__WHAT IS NEEDED__: For each line of the data that includes the word "Academia", copy the line.

(Component data from apps and pages)
▬▬▬▬▬▬

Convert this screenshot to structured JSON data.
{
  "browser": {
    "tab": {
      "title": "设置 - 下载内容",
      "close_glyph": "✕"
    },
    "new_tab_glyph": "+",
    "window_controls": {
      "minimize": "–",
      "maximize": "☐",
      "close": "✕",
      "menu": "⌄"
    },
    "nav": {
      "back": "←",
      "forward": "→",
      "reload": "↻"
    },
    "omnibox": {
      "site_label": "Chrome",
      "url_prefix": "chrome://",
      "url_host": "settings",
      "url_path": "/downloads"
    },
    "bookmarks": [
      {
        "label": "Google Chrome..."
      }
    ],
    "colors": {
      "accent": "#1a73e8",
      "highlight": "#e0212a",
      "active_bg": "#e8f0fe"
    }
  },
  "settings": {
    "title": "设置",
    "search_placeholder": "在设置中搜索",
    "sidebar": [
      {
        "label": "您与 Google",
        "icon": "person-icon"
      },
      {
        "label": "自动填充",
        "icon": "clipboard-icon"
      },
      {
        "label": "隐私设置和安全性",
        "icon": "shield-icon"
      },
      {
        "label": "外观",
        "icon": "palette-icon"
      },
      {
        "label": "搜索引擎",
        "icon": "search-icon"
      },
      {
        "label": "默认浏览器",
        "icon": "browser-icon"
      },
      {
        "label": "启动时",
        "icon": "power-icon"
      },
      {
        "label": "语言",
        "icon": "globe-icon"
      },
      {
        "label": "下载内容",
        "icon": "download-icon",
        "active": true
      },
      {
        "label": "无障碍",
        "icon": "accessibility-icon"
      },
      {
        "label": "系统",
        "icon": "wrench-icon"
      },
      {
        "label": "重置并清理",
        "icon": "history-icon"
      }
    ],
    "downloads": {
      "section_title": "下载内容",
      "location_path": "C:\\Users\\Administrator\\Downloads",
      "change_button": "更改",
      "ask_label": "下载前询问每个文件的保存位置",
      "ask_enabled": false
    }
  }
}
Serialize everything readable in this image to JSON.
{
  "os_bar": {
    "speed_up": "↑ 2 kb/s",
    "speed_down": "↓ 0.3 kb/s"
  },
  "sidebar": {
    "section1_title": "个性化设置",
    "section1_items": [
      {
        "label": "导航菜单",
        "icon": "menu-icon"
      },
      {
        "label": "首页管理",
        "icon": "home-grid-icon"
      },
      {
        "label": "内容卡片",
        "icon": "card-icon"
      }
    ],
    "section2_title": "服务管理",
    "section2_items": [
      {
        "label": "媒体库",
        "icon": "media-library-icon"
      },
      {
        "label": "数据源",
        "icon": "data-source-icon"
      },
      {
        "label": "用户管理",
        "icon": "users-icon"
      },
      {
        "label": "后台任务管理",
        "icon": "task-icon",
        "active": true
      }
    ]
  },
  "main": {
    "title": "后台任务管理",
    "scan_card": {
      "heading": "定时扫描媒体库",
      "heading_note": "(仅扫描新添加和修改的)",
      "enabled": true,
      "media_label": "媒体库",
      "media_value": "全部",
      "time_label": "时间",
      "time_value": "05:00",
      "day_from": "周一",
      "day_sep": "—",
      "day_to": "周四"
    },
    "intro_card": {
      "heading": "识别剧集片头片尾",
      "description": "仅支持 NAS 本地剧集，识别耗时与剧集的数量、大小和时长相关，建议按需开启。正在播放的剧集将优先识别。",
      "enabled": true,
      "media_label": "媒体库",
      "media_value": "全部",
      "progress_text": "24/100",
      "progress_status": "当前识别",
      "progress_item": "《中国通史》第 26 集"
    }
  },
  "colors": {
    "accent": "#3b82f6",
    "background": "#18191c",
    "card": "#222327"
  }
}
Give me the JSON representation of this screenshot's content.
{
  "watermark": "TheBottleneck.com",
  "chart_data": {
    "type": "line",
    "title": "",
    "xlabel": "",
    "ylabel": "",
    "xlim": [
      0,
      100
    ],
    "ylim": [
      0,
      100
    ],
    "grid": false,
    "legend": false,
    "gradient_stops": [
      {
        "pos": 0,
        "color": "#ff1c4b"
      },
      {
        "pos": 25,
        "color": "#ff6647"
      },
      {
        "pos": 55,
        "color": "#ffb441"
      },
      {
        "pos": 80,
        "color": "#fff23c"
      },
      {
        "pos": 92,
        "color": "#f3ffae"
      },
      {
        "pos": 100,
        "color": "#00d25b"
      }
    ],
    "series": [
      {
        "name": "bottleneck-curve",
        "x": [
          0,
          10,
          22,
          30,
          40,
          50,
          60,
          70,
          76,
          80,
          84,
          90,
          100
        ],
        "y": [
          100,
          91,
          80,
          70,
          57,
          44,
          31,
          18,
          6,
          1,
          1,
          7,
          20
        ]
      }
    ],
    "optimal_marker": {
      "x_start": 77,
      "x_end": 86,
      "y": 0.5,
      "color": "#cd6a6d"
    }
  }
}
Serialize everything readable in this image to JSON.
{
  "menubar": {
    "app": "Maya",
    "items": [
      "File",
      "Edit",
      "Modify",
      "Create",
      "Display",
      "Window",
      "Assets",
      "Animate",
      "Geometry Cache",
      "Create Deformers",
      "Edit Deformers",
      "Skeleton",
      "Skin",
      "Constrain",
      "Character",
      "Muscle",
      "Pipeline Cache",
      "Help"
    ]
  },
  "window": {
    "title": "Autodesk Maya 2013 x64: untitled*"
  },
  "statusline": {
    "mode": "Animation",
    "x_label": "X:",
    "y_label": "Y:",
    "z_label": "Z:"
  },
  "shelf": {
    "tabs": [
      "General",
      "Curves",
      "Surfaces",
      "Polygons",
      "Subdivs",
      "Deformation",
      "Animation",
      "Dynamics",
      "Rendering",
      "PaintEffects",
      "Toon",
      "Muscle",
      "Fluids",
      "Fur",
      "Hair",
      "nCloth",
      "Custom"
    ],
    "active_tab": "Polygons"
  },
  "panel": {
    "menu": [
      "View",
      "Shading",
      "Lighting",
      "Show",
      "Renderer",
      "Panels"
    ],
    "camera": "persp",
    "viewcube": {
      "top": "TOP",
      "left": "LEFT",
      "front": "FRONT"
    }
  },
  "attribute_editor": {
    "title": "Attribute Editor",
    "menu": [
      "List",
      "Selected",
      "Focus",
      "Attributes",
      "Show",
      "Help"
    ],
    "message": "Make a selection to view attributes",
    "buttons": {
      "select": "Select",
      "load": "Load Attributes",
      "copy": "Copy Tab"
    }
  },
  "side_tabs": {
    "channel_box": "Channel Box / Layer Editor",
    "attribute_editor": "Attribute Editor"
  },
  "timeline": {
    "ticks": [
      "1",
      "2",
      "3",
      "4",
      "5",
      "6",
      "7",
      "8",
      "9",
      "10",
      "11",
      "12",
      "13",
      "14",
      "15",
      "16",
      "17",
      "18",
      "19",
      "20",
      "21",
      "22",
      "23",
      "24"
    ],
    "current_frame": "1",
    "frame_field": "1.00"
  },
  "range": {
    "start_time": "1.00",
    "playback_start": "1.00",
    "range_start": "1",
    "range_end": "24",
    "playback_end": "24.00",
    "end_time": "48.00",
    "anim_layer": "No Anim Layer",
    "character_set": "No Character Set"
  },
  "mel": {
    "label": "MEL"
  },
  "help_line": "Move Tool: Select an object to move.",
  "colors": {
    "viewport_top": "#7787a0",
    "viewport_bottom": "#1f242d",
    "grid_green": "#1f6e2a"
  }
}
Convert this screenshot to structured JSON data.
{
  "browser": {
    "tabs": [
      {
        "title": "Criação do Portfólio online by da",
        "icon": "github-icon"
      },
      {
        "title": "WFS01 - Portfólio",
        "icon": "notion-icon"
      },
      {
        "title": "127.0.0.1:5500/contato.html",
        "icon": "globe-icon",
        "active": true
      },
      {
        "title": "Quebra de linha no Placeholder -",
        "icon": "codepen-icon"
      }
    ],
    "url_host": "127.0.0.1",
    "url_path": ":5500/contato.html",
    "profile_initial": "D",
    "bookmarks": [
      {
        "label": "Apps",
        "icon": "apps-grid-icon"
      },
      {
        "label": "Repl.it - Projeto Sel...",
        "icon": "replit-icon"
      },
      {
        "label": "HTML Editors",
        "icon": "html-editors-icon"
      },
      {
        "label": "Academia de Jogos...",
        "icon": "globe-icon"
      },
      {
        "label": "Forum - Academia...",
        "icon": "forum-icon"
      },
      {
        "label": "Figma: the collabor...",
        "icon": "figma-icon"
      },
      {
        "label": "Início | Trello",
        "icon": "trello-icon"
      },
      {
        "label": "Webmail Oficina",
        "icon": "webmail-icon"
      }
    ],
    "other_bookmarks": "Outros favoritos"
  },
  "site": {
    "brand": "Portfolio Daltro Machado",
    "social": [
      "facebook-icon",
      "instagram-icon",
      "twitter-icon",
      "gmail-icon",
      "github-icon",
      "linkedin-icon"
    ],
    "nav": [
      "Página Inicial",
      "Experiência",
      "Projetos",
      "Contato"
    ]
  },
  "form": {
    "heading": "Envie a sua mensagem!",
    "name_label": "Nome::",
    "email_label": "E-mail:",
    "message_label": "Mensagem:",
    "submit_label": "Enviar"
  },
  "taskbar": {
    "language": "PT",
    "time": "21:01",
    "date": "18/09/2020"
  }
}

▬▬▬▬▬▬

__PROBLEM SOLUTION__:
        "label": "Academia de Jogos...",
        "label": "Forum - Academia...",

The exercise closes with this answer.